Cell fractionation. HeLa cells were grown in suspension in Eagle's minimum essential medium containing 2 mM l‐glutamine, 10% fetal calf serum and 50 U/ml penicillin and 50 μg per ml streptomycin at 37°C to a density of 8–10 × 105 cells per ml with stirring.

Cells were collected by centrifugation (500 g, 4°C, 15 min) and washed four times in ice‐cold phosphate‐buffered saline containing 200 mM iodoacetamide. Next, the cells were incubated on ice in buffer (10 mM HEPES, pH 7.9, 1.5 mM MgCl2, 10 mM KCl2, 0.07% NP40, complete protease inhibitor cocktail tablets (Roche) and 200 mM iodoacetamide) for 15 min. Cells were disrupted by dounce homogenization (40 ml dounce with tight pestle) on ice. Nuclei were collected by centrifugation (2,000 g, 4°C, 5 min). The nuclei pellet was resuspended in 50 mM Tris (pH 7.5), 150 mM NaCl, 1% NP40, 0.5% deoxycholate, 200 mM iodoacetamide and protease inhibitor tablets before sonication on ice (6 × 20 s with an 18% amplitude and a large tip Branson Digital Sonifier). Nuclear extracts were centrifuged (100,000 g, 4°C, 1 h).

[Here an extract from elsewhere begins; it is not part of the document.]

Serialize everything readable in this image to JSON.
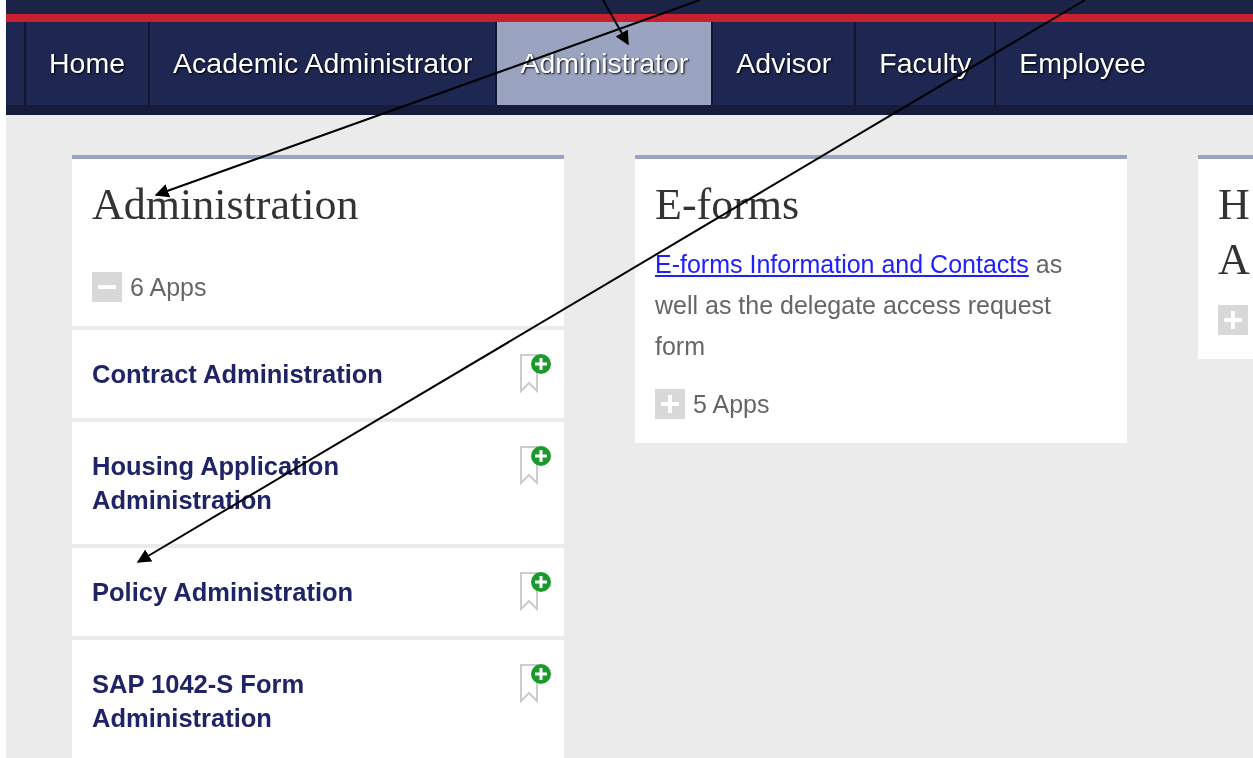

SUMO‐conjugate isolation. A volume of 375 mg of nuclear lysate was incubated with 800 ml RNF4 beads at 4°C on a rotor for 1.5 h. The beads were washed five times with 50 mM Tris (pH 7.5), 250 mM NaCl, 1% NP40 and 0.5% deoxycholate, incubated with 1 μg/μl SIM peptide in the wash buffer as before and the supernatant recovered. Eluted proteins were trichloroacetic acid precipitated. The lanes containing RNF4 pull‐downs were then sliced into nine sections before undergoing in‐gel tryptic digestion and mass spectrometry analysis (for details on mass spectrometry and data analysis see supplementary information online).

Supplementary information is available at EMBO reports online (

Conflict of Interest

The authors declare that they have no conflict of interest.

Supplementary Information

Supplementary Data file 1 [embor2010206-sup-0001.xls]

Supplementary Data file 2 [embor2010206-sup-0002.xls]

Supplementary Information [embor2010206-sup-0003.pdf]


We thank N. Maurice (Medical Research Council Protein Phosphorylation Unit (MRC PPU), University of Dundee, UK) for sample analysis, and Chris Cole (University of Dundee, UK) for providing the tools for SUMO consensus site analysis. We thank Y. Chen (Beckman Research Institute of the City of Hope, California, USA) for advice on SIM peptide design. R.B. is funded by the Swiss National Science Foundation and by a long‐term fellowship from EMBO. M.H.T. is supported by Cancer Research UK. I.M. is a Sir Henry Wellcome Postdoctoral Fellow and A.P. is a Wellcome Trust‐funded PhD student.